Overall, no, this wasn't a great episode, but it was fun and it gave the audience time to process Bobby's death-but-not-g one thing, and I think it moved the plot along if nothing more than putting Dean's alcoholic depression thing behind him and having a mini mid-season correction of focusing on his obsession with getting Dick (a story that I think won't wrap up this season). And I really liked that they acknowledged Rufus, too, because I still wished they hadn't killed him off. He was a character I would gladly, and did, invest in.
The writer, Robbie Thompson, is doing a fantastic job on Supernatural and it appears that the show has finally found a writer who can fill Jeremy Carver's shoes.

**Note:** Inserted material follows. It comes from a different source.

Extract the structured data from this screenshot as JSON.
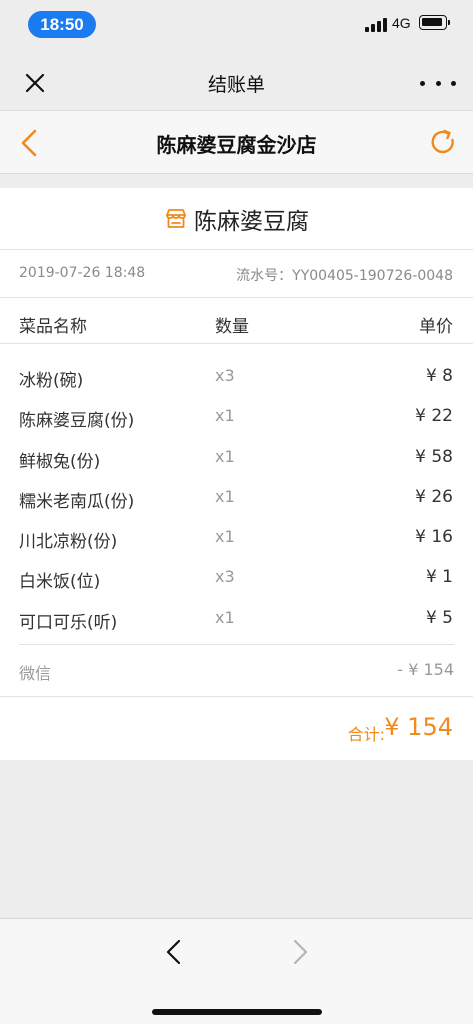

I've missed Jeremy's influence. His scripts always seemed to perfect to me and now Robbie's feel the same. I plan to re-watch this episode many times prior to the next new episode which looks like it's going to be something else! Totally awesome! (as Dean would say...)
I liked this episode a lot too! Overall it worked, absolutely, for me there were a few minor hiccups but easily overlooked. I agree the pacing worked and the 1940s vibe wasn't over the top.
Like you - I plan to rewatch this one :)
Just like you, I didn't like Ness. Just couldn't connect to him, and expected him to turn out the bad guy eventually. Maybe it's the actor and not the character, for it was a good idea to bring Eliot Ness and I loved Dean's fangirl moment with him. Ness's actor just didn't seem to have decided yet how to play him.
I like Jodie Mills, and the way she worked with Sam. She feels right to me, and I would love her as a regular character.
The references of Bobby and Rufus were so ... ah, I almost shed a tear, but I didn't because they weren't cheesy which was just right. I still think killing Bobby was a wrong move.
Thanks for sharing, Elle! Cheers!